What does climbing Mt. Everest have in common with arts and cultural events? Well, you can start with cachet, line-ups and a diminished experience that can make you wonder whether it’s all worth it in the end.
Last week in Toronto I stood in line for an hour to buy a ticket to the Royal Ontario Museum’s Mesopotamia: Inventing Civilization exhibition, shuffling forlornly ahead centimetres at a time in the rain. The show was great, the entry steeplechase not so much. This week I had a similar experience at Mosaiculture Internationale at Montreal’s Jardin Botanique. Half a snaking hour in the blistering sun, mercifully broken by passage under a few shade trees. Once inside, the press of the crowd on the 2.5-kilometre path you had to walk to see the pieces was almost too much to bear. Trying to find a way around strollers and kids and a tide of people flowing in every direction most of whom had a camera or phone pressed to their face was an annoyance tempered only by the acknowledgement that you were one of them. Again, an amazing exhibit—massive theme-art plant sculpture by a range of participating countries, several many stories high—was somehow sullied by the unease of access. Because I fastidiously avoid lineups in general and only convinced myself of the worth of these because of the unique opportunities they represented for someone who lives 5,000 km away, on both occasions I couldn’t help but think how you might experience the presentation of such incredible human creativity without so many people, what the individualistic feelings and connections might be free of the crush. Granted my timing was certainly at fault—the choice to see both at inopportune times (I’ll claim tourist naiveté) when, with Labour Day, the end of vacation, and school looming, the serotinal crowds were at their height. But another aspect was the reality of attending these heavily advertised “must dos” at all when there are so many other unheralded wonders on display in both cities. Which made me think about how even “must dos” have changed in our once word-of-mouth culture, now turbo-charged by the net and social media to the point where everyone literally feels they must make the effort to have a marquee experience. It’s great for those putting on the events but clearly diminishes the experience of the attendee.
The thing is, I’d already started thinking about this earlier in the summer, not just in regard to events but in relation to some of the tweeted-up must-hikes in the Sea to Sky corridor. Outside of dark, dawn or dusk, for instance, the Grouse Grind has become a two-way misery of stumbling entourages involving everything from children’s groups to tourist buses to family reunions, interspersed with hard-charging triathletes-in-training pushing everyone aside as they run up. Though Outside magazine perpetrated an incredible faux pas this summer by listing the Grind as one of the 10 Toughest Hikes in the World (for which they were roundly excoriated by everyone), if there were some truth to it at all it would lie not in any of the physical challenge presented but in dealing with the insane crowds.

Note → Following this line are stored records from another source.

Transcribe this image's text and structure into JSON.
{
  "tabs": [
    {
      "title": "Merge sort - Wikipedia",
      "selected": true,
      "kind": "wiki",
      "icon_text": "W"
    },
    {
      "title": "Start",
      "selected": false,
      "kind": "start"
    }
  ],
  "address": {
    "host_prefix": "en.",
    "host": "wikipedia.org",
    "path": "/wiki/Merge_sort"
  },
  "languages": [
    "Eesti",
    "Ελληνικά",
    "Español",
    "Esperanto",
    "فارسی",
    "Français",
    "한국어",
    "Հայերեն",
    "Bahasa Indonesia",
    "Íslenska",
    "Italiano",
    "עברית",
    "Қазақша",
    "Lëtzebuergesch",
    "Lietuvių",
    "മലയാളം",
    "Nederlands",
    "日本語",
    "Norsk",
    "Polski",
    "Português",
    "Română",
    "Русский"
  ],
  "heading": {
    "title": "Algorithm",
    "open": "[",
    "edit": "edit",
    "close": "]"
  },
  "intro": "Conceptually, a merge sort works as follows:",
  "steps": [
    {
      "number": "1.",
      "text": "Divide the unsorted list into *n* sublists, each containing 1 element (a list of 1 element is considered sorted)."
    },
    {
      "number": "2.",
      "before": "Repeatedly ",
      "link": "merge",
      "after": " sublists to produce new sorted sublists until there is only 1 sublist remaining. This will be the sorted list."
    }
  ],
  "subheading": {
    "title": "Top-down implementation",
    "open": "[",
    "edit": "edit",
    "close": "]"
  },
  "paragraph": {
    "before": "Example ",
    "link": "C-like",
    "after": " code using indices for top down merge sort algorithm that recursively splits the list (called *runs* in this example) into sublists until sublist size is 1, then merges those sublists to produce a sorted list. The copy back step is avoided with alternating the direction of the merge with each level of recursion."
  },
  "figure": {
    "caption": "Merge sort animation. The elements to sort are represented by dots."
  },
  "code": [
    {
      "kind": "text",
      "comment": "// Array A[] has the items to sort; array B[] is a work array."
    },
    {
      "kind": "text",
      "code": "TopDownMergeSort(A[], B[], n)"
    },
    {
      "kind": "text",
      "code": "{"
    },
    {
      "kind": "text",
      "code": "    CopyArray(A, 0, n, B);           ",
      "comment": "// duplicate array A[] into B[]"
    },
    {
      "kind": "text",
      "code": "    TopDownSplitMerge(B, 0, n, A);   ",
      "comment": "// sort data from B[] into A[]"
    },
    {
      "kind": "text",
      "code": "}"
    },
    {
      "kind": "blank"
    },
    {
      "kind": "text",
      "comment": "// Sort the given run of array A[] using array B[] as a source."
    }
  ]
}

The Stawamus Chief hike in Squamish is scarcely better in summer, the parking lots and trail in kind now regularly jammed day in and day out. It’s still a great hike, but the human factor significantly waters down the impact of the rainforest enclosing it and the magnificent views available if you pry your way through the phalanx at the top.
Alone or in small numbers is the way best to experience such things, as my partner and I were reminded when we happened upon what seemed like a hiking trail while bushwhacking above Green Lake in Whistler. The barely visible route went up, up, and up, through all sorts of different forest and substrate types, talus areas interspersed with mossy domes, mixed forest that changed to small rock-clinging trees then segued to veritable giants arranged in small wetlands. Gurgling streams appeared and we followed the trail as far as we had time for, enchanted and engaged by every little thing we saw, heard and smelled in a way that is impossible when most of your attention is focused on getting around or making way for people on the path. On the way down we met the only person we saw that day, heading up with a clutch of tools on his back to work on the trail. That was the first hint that this really was a hiking area, and furthermore the man allowed that this was the quickest way to get into the alpine in the Whistler Valley, one that largely no one knew about. It seemed likely, given how we’d found it, that it would stay that way, and I was happy both for the knowledge of its existence and the serendipity of discovery. In retrospect, were it not anathema to this very experience, it seems something I would happily stand in line for.
When it comes to visiting Everest, it probably pays to park your disappointment with any of the ruination you encounter, as you’ve come too far and paid too much to not take what you can get. But in circumstances where you can return to something at a better time, it’s best to take a pass on the mob scene and plan to go at a time that maximizes the experience, changing the very notion of a must-do to must-enjoy.